== Segment start ==
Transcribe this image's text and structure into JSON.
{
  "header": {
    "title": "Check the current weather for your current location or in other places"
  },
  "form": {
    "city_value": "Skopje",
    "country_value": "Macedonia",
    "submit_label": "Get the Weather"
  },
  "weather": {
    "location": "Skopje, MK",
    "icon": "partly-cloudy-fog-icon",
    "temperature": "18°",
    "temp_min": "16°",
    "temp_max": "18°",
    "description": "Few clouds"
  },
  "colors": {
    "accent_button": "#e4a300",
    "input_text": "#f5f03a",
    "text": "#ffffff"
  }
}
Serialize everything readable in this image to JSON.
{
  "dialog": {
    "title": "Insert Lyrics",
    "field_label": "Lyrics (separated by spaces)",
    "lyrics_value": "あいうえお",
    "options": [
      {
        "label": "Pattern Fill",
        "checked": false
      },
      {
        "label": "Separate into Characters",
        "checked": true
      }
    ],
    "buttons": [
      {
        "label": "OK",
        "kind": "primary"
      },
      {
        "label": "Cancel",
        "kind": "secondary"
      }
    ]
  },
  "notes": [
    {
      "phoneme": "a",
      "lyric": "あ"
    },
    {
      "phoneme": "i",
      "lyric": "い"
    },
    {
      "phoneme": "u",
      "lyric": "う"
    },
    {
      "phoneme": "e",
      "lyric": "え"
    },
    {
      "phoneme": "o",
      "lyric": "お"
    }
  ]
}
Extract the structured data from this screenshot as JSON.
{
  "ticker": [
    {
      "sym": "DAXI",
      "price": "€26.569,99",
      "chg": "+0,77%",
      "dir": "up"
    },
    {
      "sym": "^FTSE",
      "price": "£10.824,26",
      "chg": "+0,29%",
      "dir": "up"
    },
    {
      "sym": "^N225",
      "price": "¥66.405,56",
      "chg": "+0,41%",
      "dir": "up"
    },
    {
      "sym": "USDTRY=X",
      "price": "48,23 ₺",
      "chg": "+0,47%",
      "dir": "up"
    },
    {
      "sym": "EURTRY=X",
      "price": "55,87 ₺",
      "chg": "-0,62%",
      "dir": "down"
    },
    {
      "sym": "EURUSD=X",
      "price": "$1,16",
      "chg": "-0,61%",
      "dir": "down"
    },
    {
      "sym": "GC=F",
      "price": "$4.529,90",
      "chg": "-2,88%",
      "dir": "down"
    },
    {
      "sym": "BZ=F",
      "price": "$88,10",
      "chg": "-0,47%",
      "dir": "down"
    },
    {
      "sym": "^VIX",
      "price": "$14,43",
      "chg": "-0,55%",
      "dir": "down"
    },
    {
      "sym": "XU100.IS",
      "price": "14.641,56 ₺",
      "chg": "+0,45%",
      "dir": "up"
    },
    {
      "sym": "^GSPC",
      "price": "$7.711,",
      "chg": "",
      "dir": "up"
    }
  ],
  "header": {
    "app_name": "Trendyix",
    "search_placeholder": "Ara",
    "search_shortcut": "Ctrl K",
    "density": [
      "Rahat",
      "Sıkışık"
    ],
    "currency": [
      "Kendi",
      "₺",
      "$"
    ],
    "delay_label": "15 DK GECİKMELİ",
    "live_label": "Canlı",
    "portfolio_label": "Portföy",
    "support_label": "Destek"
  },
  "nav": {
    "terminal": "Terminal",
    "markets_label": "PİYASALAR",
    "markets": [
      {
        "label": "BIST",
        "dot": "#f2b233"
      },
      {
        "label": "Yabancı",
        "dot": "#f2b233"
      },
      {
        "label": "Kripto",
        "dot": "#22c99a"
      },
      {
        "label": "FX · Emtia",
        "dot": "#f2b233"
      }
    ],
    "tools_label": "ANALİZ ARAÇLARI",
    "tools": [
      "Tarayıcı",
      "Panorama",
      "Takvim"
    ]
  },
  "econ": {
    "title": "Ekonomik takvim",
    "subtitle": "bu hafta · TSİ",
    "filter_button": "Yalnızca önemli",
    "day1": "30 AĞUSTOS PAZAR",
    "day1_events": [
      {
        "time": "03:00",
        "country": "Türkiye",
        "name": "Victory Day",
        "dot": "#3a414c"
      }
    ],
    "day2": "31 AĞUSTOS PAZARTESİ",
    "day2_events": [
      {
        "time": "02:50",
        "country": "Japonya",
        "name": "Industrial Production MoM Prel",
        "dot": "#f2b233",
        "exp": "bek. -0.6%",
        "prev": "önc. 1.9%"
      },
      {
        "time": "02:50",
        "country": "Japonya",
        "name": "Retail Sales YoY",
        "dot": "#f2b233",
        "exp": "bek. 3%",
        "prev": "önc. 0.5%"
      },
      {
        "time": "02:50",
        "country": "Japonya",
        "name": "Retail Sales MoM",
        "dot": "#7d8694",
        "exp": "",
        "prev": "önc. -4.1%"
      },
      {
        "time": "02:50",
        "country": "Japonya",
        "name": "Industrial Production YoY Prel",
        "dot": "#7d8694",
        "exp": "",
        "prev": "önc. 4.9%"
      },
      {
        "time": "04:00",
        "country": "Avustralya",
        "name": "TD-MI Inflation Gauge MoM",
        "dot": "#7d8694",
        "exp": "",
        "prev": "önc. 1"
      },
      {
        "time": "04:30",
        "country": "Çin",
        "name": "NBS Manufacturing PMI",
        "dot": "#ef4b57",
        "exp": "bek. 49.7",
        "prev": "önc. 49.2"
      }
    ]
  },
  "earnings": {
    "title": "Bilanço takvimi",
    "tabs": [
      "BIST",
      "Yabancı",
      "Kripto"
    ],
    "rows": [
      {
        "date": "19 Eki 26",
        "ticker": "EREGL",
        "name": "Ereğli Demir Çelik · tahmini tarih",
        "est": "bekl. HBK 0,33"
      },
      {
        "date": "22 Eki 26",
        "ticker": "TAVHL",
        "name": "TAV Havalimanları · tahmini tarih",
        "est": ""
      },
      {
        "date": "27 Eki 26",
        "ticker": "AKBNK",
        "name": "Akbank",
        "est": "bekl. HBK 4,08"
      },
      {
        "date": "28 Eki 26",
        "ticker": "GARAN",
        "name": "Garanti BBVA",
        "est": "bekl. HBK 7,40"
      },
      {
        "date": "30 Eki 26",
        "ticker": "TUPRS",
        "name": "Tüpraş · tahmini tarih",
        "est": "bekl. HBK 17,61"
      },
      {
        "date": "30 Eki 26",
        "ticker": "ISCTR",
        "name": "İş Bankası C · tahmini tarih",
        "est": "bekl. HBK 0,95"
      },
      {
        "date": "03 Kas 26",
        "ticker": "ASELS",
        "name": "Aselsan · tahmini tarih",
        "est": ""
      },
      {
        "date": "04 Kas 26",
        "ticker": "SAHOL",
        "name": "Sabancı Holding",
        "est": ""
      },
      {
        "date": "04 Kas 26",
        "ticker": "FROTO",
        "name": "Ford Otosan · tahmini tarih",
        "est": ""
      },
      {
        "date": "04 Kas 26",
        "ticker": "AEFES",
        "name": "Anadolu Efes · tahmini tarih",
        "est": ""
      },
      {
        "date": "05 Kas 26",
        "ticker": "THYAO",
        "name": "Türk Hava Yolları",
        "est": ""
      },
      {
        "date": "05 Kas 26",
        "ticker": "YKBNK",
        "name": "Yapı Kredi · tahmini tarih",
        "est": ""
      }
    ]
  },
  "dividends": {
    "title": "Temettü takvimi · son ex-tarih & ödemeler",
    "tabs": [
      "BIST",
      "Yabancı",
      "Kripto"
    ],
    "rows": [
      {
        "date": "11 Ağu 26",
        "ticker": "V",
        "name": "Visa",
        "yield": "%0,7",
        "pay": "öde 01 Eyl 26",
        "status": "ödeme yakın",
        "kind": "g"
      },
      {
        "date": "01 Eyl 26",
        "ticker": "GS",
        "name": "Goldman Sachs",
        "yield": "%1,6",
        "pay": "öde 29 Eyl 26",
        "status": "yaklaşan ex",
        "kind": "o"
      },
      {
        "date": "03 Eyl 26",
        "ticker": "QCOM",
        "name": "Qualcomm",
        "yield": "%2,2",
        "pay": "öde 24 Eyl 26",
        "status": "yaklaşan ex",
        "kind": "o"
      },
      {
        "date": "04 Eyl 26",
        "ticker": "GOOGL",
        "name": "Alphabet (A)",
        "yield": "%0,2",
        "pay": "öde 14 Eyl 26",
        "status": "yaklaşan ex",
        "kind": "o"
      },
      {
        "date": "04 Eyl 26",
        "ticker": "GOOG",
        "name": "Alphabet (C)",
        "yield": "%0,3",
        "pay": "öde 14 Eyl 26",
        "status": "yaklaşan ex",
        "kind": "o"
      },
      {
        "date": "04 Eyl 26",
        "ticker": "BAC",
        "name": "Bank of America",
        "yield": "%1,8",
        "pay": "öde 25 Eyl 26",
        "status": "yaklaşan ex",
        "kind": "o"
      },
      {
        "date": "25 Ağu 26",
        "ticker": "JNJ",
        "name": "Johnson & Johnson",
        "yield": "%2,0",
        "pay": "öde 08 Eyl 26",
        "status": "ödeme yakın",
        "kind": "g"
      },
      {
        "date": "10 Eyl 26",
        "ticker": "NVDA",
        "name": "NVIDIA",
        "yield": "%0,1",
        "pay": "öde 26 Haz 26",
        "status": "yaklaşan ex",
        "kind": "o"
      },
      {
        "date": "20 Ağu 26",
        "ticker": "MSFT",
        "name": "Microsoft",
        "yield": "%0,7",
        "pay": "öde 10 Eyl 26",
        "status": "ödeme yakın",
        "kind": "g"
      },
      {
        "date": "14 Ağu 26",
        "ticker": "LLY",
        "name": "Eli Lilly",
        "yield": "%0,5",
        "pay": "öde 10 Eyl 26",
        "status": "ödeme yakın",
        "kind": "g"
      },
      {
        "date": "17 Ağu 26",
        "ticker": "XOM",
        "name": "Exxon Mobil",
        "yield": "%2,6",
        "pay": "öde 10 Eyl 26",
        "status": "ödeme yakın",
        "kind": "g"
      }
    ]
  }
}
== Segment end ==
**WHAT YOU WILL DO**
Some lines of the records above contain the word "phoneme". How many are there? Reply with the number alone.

**ANSWER AREA**
5